In 1995 Jon left his longtime home of Steamboat Springs and moved to Mancos, CO to marry his longtime friend and soulmate Janice Hall. Thrilled to now have a daughter, he and Janice together raised her daughter Amanda "Mandy" Engel in this small town that he often described as being "like Steamboat in the old days."
In Mancos he will be remembered for his performances at the Millwood Follies, Farmers Markets and other town events, as well as his time serving on the Mancos school board, and of course, his very scary characters that he delighted in donning on Halloween to scare the trick-or-treaters who dared come to his door.
For the last 12 years Jon had struggled with multiple health issues that restricted his life greatly. It was during this time that he learned how valuable social media could be to him. He reveled in the opportunity to share on Moses on the Mesa, his vast knowledge of Native American history as well as his concern for the current travesties being perpetrated on their land, their rights, their women, and also the complete disregard from those poised in the positions to help them most. His political views were well known and social media helped him to stay connected to the people and issues for which he cared most. He was also able to resume relationships with friends who had long since lost touch and to establish new friendships from the confines of his home.
We would be remiss if we didn’t give a shout-out to his many devoted doctors and caregivers over the years. Many of you became valued friends and we loved you and I continue to appreciate your selfless commitment to the health and wellbeing of those who need you most. Jon loved you dearly, you know who you are.
Jon is survived by his wife Janice Hall; sister Laurel Behles of Albuquerque, NM; sons, Cam of Visalia, CA, Travis and wife Hayley of Pagosa Springs, CO, and daughter Mandy Engel of Atlanta, GA; grandchildren, Spencer Thorne, Natalie Bower, and Griffin Bower; nieces Jamie Hall, Anna Caplan; nephew Casey Hall; and twin great nephews.

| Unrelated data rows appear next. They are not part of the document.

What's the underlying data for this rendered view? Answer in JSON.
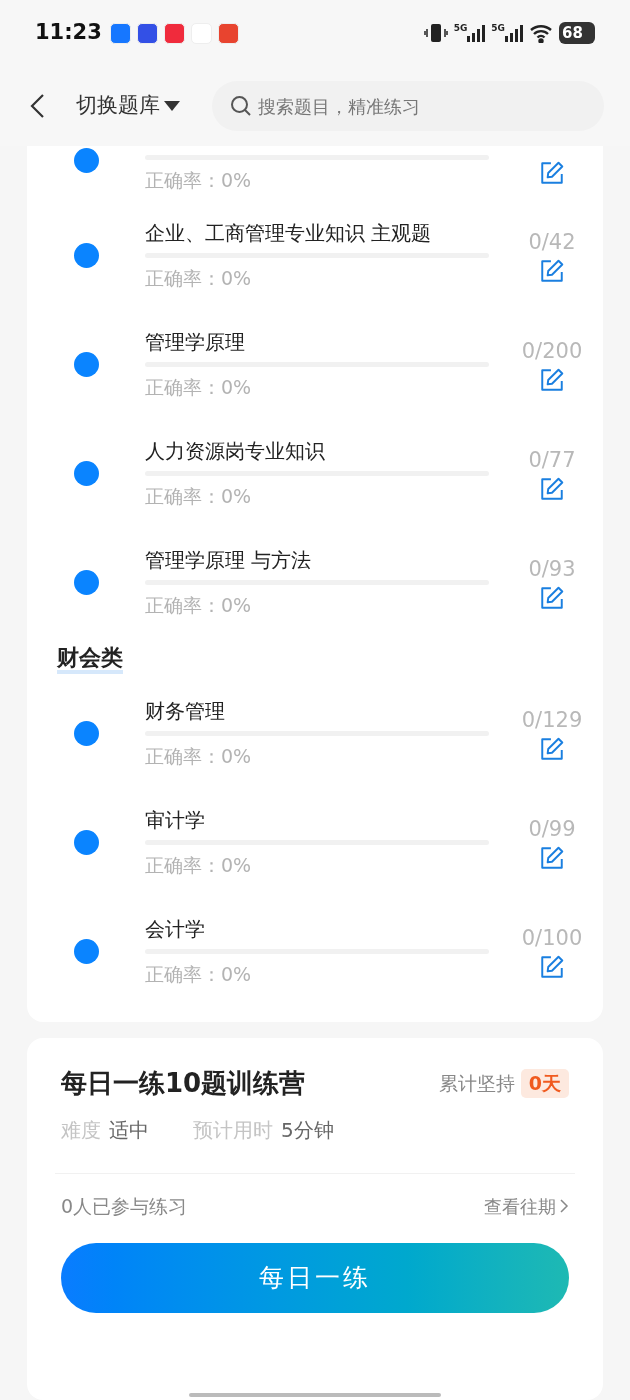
{
  "status_bar": {
    "time": "11:23",
    "battery": "68",
    "network_1": "5G",
    "network_2": "5G",
    "apps": [
      {
        "color": "#1677ff"
      },
      {
        "color": "#3350e6"
      },
      {
        "color": "#f02b3c"
      },
      {
        "color": "#ffffff"
      },
      {
        "color": "#e8442f"
      }
    ]
  },
  "header": {
    "title": "切换题库",
    "search": {
      "placeholder": "搜索题目，精准练习"
    }
  },
  "partial_item": {
    "rate": "正确率：0%"
  },
  "sections": [
    {
      "items": [
        {
          "name": "企业、工商管理专业知识 主观题",
          "count": "0/42",
          "rate": "正确率：0%"
        },
        {
          "name": "管理学原理",
          "count": "0/200",
          "rate": "正确率：0%"
        },
        {
          "name": "人力资源岗专业知识",
          "count": "0/77",
          "rate": "正确率：0%"
        },
        {
          "name": "管理学原理 与方法",
          "count": "0/93",
          "rate": "正确率：0%"
        }
      ]
    },
    {
      "title": "财会类",
      "items": [
        {
          "name": "财务管理",
          "count": "0/129",
          "rate": "正确率：0%"
        },
        {
          "name": "审计学",
          "count": "0/99",
          "rate": "正确率：0%"
        },
        {
          "name": "会计学",
          "count": "0/100",
          "rate": "正确率：0%"
        }
      ]
    }
  ],
  "camp": {
    "title": "每日一练10题训练营",
    "streak_label": "累计坚持",
    "streak": "0天",
    "difficulty_label": "难度",
    "difficulty": "适中",
    "time_label": "预计用时",
    "time": "5分钟",
    "participants": "0人已参与练习",
    "history_link": "查看往期",
    "button": "每日一练"
  }
}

In recent years Jon learned of his family of origin of whom there are far too many to name and most of whom remained strangers to him, but who he loved in spirit from the time he learned of them.